→ DATA FOR THIS TASK:

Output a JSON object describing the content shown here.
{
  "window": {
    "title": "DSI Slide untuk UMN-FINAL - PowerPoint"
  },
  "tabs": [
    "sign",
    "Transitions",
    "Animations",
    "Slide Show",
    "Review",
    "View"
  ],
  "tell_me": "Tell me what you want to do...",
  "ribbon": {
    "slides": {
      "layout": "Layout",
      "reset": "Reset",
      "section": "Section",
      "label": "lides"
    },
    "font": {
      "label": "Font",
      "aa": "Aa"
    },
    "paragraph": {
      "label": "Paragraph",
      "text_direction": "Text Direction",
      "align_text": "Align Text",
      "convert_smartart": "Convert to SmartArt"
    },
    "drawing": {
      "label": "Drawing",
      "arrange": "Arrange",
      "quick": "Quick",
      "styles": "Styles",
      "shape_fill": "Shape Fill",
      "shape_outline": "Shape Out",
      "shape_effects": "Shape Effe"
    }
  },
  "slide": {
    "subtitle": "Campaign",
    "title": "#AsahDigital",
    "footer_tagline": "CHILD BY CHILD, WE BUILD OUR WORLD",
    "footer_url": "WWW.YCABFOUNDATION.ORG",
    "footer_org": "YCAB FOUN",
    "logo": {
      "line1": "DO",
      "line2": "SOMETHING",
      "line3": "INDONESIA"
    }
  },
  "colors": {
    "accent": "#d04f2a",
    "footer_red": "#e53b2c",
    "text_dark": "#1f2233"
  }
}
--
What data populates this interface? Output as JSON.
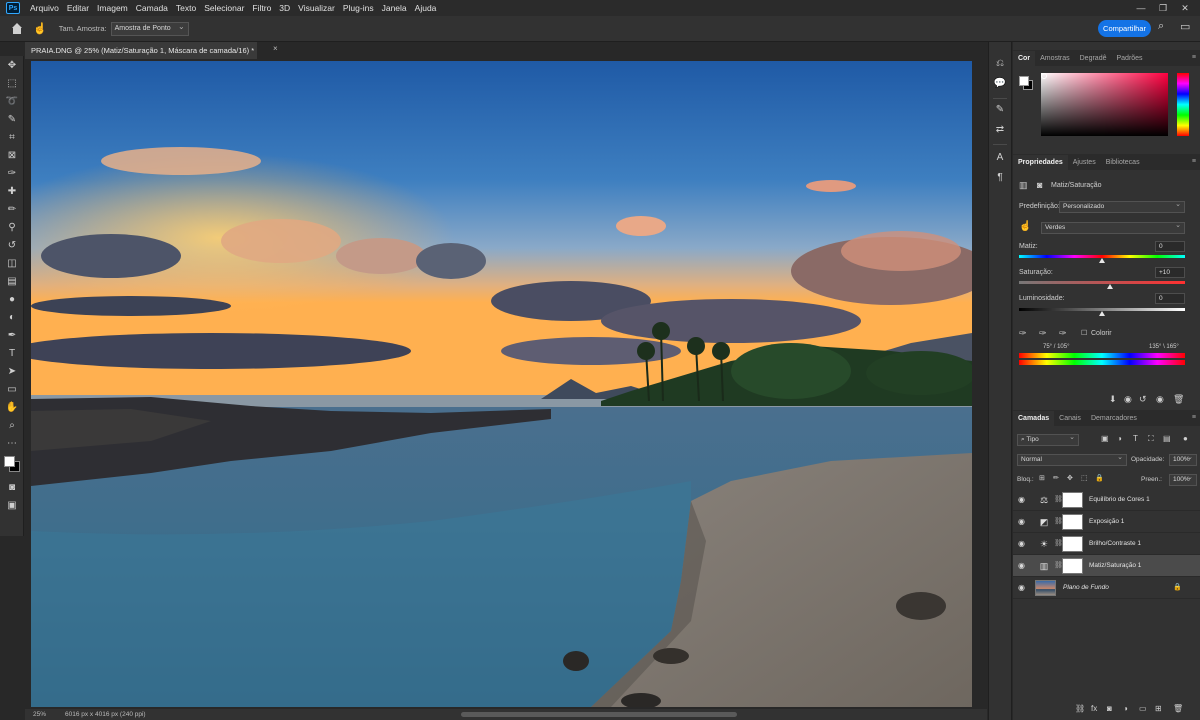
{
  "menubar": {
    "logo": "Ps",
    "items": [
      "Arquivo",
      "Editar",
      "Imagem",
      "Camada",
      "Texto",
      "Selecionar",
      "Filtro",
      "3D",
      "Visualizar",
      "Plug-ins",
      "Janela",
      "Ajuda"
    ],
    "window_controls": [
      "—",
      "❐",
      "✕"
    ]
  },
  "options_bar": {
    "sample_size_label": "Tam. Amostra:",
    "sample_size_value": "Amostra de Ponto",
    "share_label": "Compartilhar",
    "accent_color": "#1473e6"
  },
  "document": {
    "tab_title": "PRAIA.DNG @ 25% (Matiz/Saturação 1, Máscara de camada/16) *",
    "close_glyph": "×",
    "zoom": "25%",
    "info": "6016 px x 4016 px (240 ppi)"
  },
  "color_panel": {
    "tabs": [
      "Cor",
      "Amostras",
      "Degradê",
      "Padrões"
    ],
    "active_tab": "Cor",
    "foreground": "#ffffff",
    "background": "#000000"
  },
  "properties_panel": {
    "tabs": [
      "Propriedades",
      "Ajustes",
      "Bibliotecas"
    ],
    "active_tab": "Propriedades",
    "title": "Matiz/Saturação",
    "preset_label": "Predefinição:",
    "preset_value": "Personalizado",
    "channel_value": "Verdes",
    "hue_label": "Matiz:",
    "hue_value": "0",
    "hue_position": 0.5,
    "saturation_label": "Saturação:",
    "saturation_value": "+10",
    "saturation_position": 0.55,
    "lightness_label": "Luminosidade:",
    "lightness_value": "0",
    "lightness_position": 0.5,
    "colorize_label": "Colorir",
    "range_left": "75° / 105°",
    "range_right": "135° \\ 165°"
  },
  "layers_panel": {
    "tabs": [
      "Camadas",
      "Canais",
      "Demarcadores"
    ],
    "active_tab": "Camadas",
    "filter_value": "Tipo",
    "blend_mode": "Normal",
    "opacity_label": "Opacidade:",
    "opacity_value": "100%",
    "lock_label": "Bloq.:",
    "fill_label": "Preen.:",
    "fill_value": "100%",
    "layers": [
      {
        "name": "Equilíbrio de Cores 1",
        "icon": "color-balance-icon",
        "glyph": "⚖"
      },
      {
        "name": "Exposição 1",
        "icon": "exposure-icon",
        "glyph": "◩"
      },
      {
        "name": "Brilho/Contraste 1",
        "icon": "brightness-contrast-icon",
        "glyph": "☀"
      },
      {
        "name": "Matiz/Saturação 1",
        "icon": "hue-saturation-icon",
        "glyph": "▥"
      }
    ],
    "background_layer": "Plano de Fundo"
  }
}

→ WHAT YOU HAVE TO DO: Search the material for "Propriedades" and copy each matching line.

→ RESULT:
      "Propriedades",
    "active_tab": "Propriedades",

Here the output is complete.